Data supplied below:

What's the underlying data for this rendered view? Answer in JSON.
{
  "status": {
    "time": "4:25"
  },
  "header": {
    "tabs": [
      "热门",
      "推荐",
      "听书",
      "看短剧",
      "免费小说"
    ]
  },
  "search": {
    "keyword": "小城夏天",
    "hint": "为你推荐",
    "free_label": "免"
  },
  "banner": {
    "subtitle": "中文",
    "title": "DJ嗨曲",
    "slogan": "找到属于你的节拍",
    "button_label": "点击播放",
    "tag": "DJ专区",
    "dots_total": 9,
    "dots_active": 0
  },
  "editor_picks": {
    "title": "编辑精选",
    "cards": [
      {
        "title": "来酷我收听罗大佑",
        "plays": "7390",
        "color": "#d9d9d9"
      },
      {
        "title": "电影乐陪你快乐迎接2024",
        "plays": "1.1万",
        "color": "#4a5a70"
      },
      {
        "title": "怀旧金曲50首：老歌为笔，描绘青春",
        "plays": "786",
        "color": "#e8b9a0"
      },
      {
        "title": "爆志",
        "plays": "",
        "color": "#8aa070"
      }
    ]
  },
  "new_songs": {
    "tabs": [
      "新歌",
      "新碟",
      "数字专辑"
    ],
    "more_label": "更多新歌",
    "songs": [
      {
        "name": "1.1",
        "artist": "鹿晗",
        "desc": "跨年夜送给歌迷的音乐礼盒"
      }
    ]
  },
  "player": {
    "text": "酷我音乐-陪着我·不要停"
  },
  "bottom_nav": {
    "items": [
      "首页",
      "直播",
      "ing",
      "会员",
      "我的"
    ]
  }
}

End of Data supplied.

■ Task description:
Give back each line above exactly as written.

■ Finished exercise:
What's the underlying data for this rendered view? Answer in JSON.
{
  "status": {
    "time": "4:25"
  },
  "header": {
    "tabs": [
      "热门",
      "推荐",
      "听书",
      "看短剧",
      "免费小说"
    ]
  },
  "search": {
    "keyword": "小城夏天",
    "hint": "为你推荐",
    "free_label": "免"
  },
  "banner": {
    "subtitle": "中文",
    "title": "DJ嗨曲",
    "slogan": "找到属于你的节拍",
    "button_label": "点击播放",
    "tag": "DJ专区",
    "dots_total": 9,
    "dots_active": 0
  },
  "editor_picks": {
    "title": "编辑精选",
    "cards": [
      {
        "title": "来酷我收听罗大佑",
        "plays": "7390",
        "color": "#d9d9d9"
      },
      {
        "title": "电影乐陪你快乐迎接2024",
        "plays": "1.1万",
        "color": "#4a5a70"
      },
      {
        "title": "怀旧金曲50首：老歌为笔，描绘青春",
        "plays": "786",
        "color": "#e8b9a0"
      },
      {
        "title": "爆志",
        "plays": "",
        "color": "#8aa070"
      }
    ]
  },
  "new_songs": {
    "tabs": [
      "新歌",
      "新碟",
      "数字专辑"
    ],
    "more_label": "更多新歌",
    "songs": [
      {
        "name": "1.1",
        "artist": "鹿晗",
        "desc": "跨年夜送给歌迷的音乐礼盒"
      }
    ]
  },
  "player": {
    "text": "酷我音乐-陪着我·不要停"
  },
  "bottom_nav": {
    "items": [
      "首页",
      "直播",
      "ing",
      "会员",
      "我的"
    ]
  }
}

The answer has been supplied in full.